And, judging by his speech, the Huckabee revolution will be word-smithed and catch-phrased, aggressively. After an oddly off-color opening joke, which finished with- I kid you not- a teacher tasting puppy piddle, Huckabee called for "family conservatives," "fiscal conservatives," and "freedom conservatives" to come together as "compentent conservatives."

Employing the Obama-style couplet he urged "deliberation over desperation" and "prudence over panic" in financial crises, reiterating his opposition to the first bank bailout in 2008. The stimulus bill became the "Congressional Recovery Action Plan," because "we all know it's pure Congressional Recovery Action Plan and smells like Congressional Recovery Action Plan." He renamed pork-filled stimulus and spending bills, "Confessions of a Shopaholic."

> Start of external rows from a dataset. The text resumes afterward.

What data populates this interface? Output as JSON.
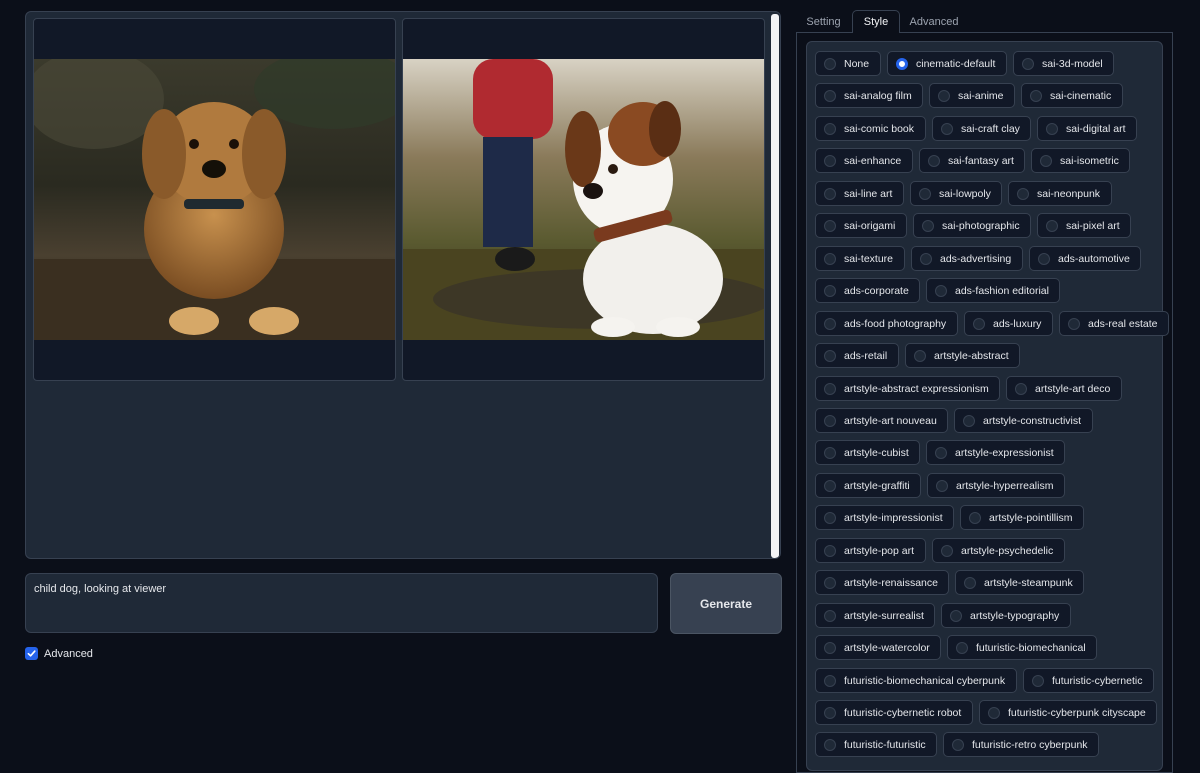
{
  "gallery": {
    "images": [
      {
        "name": "golden-retriever-puppy"
      },
      {
        "name": "jack-russell-puppy"
      }
    ]
  },
  "prompt": {
    "value": "child dog, looking at viewer"
  },
  "generate_label": "Generate",
  "advanced_checkbox": {
    "label": "Advanced",
    "checked": true
  },
  "tabs": [
    {
      "label": "Setting",
      "selected": false
    },
    {
      "label": "Style",
      "selected": true
    },
    {
      "label": "Advanced",
      "selected": false
    }
  ],
  "styles": {
    "selected": "cinematic-default",
    "rows": [
      [
        "None",
        "cinematic-default",
        "sai-3d-model"
      ],
      [
        "sai-analog film",
        "sai-anime",
        "sai-cinematic"
      ],
      [
        "sai-comic book",
        "sai-craft clay",
        "sai-digital art"
      ],
      [
        "sai-enhance",
        "sai-fantasy art",
        "sai-isometric"
      ],
      [
        "sai-line art",
        "sai-lowpoly",
        "sai-neonpunk"
      ],
      [
        "sai-origami",
        "sai-photographic",
        "sai-pixel art"
      ],
      [
        "sai-texture",
        "ads-advertising",
        "ads-automotive"
      ],
      [
        "ads-corporate",
        "ads-fashion editorial"
      ],
      [
        "ads-food photography",
        "ads-luxury",
        "ads-real estate"
      ],
      [
        "ads-retail",
        "artstyle-abstract"
      ],
      [
        "artstyle-abstract expressionism",
        "artstyle-art deco"
      ],
      [
        "artstyle-art nouveau",
        "artstyle-constructivist"
      ],
      [
        "artstyle-cubist",
        "artstyle-expressionist"
      ],
      [
        "artstyle-graffiti",
        "artstyle-hyperrealism"
      ],
      [
        "artstyle-impressionist",
        "artstyle-pointillism"
      ],
      [
        "artstyle-pop art",
        "artstyle-psychedelic"
      ],
      [
        "artstyle-renaissance",
        "artstyle-steampunk"
      ],
      [
        "artstyle-surrealist",
        "artstyle-typography"
      ],
      [
        "artstyle-watercolor",
        "futuristic-biomechanical"
      ],
      [
        "futuristic-biomechanical cyberpunk",
        "futuristic-cybernetic"
      ],
      [
        "futuristic-cybernetic robot",
        "futuristic-cyberpunk cityscape"
      ],
      [
        "futuristic-futuristic",
        "futuristic-retro cyberpunk"
      ]
    ]
  },
  "colors": {
    "background": "#0b0f19",
    "panel": "#1f2937",
    "accent": "#2563eb"
  }
}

As for conservatives, they are called to be "vertical politicians" and "vertical patriots," who don't worry about what moves Americans right or left, but what moves them up and down. In so doing, the party can earn the votes of the broad middle class, because if we "lose that connection, we lose the election."

Invoking Katrina as a metaphor for the party's decline, he said it must once again become "the party of a shining city on a hill, not the party of the ruined city in the sea."

On regulation, Republicans must be the "party of just right," not allowing overzealous regulation or deregulation to endanger the Goldilockses of America.

The Republican Party, he said, must communicate that it is the party that believes opportunity in America is a "ladder," not a "stepstool." It believes in life as a "World Series," where the exceptional are allowed to shine, benefiting everyone; not "tee ball," where everyone is forced to play on the same level.

You know what I say? Yes, we can, as soon as we sort out all these metaphors.